= Exercise instructions =
Give only the number of lines in the records below that contain the word "balance".

Segment Start: Listed entries

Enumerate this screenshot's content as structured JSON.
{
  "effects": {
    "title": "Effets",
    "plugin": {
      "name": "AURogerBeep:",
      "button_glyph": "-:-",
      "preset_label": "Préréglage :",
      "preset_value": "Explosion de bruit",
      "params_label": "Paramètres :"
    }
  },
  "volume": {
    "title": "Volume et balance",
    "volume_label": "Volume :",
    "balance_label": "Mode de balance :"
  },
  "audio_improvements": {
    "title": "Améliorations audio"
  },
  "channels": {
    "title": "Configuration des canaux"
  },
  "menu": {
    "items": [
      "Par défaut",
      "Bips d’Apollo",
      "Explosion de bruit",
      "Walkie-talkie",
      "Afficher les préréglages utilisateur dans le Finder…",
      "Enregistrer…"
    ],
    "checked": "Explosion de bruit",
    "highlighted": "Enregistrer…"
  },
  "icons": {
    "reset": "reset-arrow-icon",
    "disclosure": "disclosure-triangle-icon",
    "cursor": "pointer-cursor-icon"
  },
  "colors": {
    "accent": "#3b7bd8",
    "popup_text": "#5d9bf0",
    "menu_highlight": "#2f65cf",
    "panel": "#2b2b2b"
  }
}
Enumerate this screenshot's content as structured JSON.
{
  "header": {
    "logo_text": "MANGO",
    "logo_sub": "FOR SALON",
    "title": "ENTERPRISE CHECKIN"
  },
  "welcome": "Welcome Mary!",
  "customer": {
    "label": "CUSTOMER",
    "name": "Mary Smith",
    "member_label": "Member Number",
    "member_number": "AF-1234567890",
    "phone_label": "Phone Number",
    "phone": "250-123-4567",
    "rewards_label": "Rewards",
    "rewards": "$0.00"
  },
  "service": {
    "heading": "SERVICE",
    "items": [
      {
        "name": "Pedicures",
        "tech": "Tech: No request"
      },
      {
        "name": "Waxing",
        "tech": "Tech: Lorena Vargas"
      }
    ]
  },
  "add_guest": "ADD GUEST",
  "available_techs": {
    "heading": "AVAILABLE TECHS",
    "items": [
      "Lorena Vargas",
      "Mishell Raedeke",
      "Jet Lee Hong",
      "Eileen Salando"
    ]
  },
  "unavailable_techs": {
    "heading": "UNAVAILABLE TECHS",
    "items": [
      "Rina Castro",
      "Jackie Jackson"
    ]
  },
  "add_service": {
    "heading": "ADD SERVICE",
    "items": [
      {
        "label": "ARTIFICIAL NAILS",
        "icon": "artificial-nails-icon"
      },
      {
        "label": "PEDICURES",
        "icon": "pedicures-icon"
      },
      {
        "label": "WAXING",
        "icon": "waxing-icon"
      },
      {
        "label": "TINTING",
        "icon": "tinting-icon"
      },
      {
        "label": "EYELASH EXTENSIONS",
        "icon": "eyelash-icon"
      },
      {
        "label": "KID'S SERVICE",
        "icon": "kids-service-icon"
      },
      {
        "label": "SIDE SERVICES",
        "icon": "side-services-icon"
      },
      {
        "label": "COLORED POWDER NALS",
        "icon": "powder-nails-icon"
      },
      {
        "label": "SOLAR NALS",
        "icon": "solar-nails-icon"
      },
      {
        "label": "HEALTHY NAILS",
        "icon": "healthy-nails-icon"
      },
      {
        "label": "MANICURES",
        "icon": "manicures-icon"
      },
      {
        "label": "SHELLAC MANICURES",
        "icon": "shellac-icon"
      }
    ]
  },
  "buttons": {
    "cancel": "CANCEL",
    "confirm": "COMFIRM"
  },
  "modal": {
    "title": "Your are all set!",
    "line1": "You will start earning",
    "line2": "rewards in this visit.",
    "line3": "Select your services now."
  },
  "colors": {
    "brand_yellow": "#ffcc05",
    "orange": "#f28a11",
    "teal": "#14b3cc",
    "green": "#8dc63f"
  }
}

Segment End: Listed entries

= Problem solution =
2